The FDA is implementing new labeling on medications

Women and their physicians will get more useful information over the next few years about the effects of medicines during pregnancy and breastfeeding.

The improvements will replace the decades-old labeling system currently in use and implement new requirements by Food and Drug Administration (FDA) regarding labeling information for prescription drugs and biological products.
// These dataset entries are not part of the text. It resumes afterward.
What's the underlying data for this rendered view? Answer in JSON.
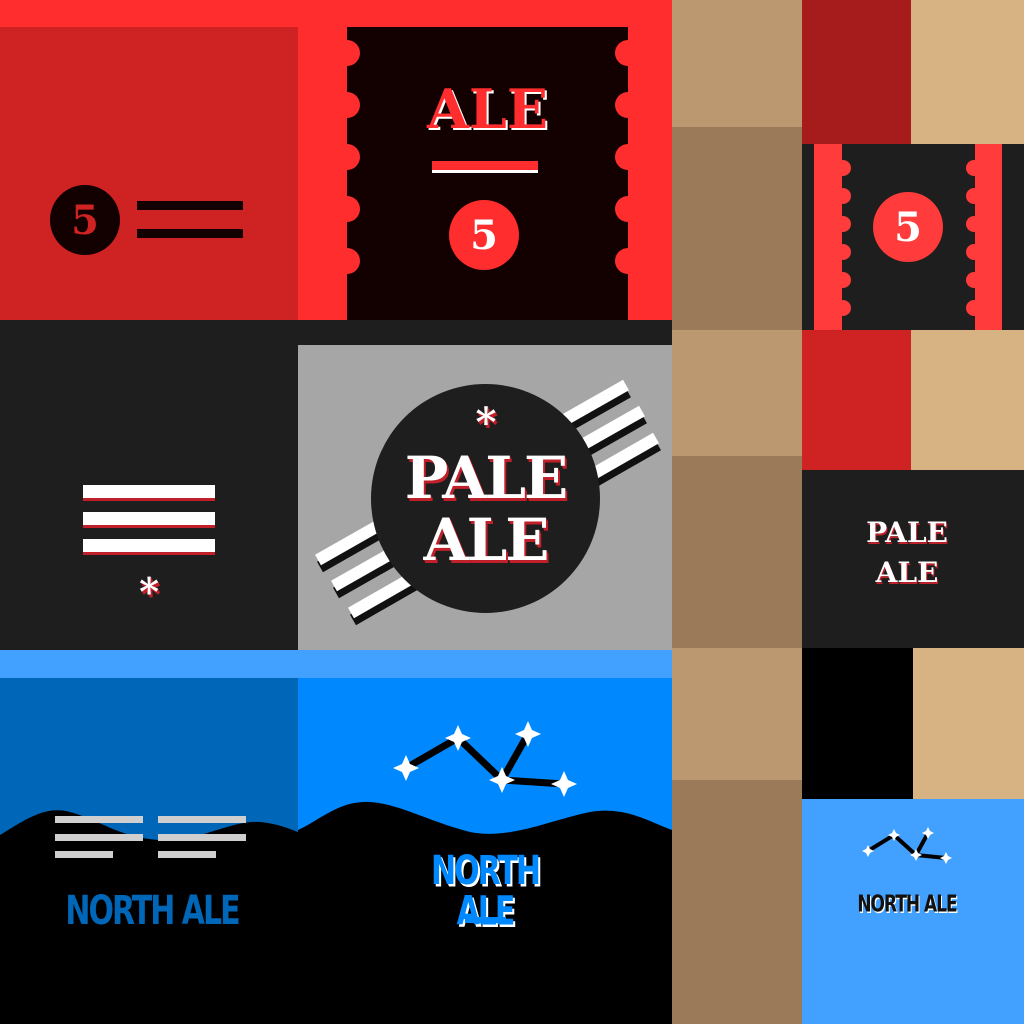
{
  "labels": {
    "red_badge": {
      "number": "5"
    },
    "red_ticket": {
      "title": "ALE",
      "number": "5"
    },
    "small_ticket": {
      "number": "5"
    },
    "pale_badge": {
      "line1": "PALE",
      "line2": "ALE",
      "star": "*"
    },
    "pale_left": {
      "star": "*"
    },
    "pale_small": {
      "line1": "PALE",
      "line2": "ALE"
    },
    "north_left": {
      "title": "NORTH ALE"
    },
    "north_center": {
      "title": "NORTH ALE"
    },
    "north_small": {
      "title": "NORTH ALE"
    }
  },
  "colors": {
    "red_bg": "#ff2d2d",
    "red_dark": "#cf2323",
    "ticket_black": "#130000",
    "charcoal": "#1e1e1e",
    "gray": "#a6a6a6",
    "blue_light": "#42a0ff",
    "blue": "#0088ff",
    "blue_dark": "#0066b8",
    "tan": "#bc9870",
    "tan_dark": "#9a7a58",
    "sand": "#d7b283",
    "brick": "#a61b1b"
  },
  "icons": [
    "star-icon",
    "constellation-icon",
    "mountain-silhouette",
    "ticket-notch"
  ]
}
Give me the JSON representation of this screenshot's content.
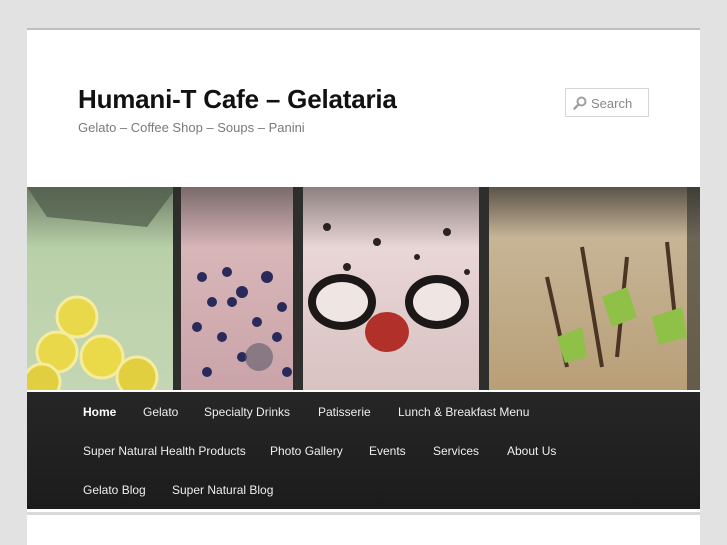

The changes, which will take a few years to roll out, will include major revisions in the subsections about pregnancy and breastfeeding.

“FDA wants pregnant and breastfeeding women and their health-care providers to benefit from the most useful and latest information about their prescription medicines,” says Sandra Kweder, M.D., deputy director of FDA’s Office of New Drugs.

She says pregnant women and health-care providers need this information because:

Women take an average of three to five medications during pregnancy.
Many pregnant women have chronic conditions—such as asthma, high blood pressure, depression and diabetes—that require them to continue taking medications they were on before pregnancy.
New health problems may begin or old ones may get worse during pregnancy, requiring treatment.
A woman’s body changes throughout her pregnancy, which may affect the medication dose she needs.
The revised labeling will include more information on whether medication gets into breast milk, and—based on how much of it is present—how it might affect the infant.

The new labeling will also include a subsection called “Females and Males of Reproductive Potential,” which will provide a consistent location for relevant information about pregnancy testing, birth control and a medication’s effect on fertility.

“For medications that may cause infertility or present risks in pregnancy, the revised labeling will include information to be considered when deciding such issues as birth control or planning a pregnancy,” Dr. Kweder says.

Until now, FDA categorized the risks of taking a medication during pregnancy under a five-letter system (A, B, C, D and X) based on what was known about that product. But users complained that the letter system was often confusing. “The revised labeling will change that,” Dr. Kweder says. “Now doctors will have up-to-date and well-organized information on pregnancy and lactation. They will be in a better position to help their patients make critical decisions.”

The revised labeling will replace the old five-letter system with more helpful information about a medication’s risks to the expectant mother, the developing fetus and the breastfed infant.

Deciding which drug to take should be discussed with your doctor, but the new FDA rule helps remove some of its uncertainties. “The greatest benefit to patients is that these changes will result in better-informed prescribing based on the latest scientific information for thousands of medical products,” Dr. Kweder says. “Our goal is to empower health professionals and patients so that women can have confidence in treatment decisions for themselves and their families.”

BHM Edit Staff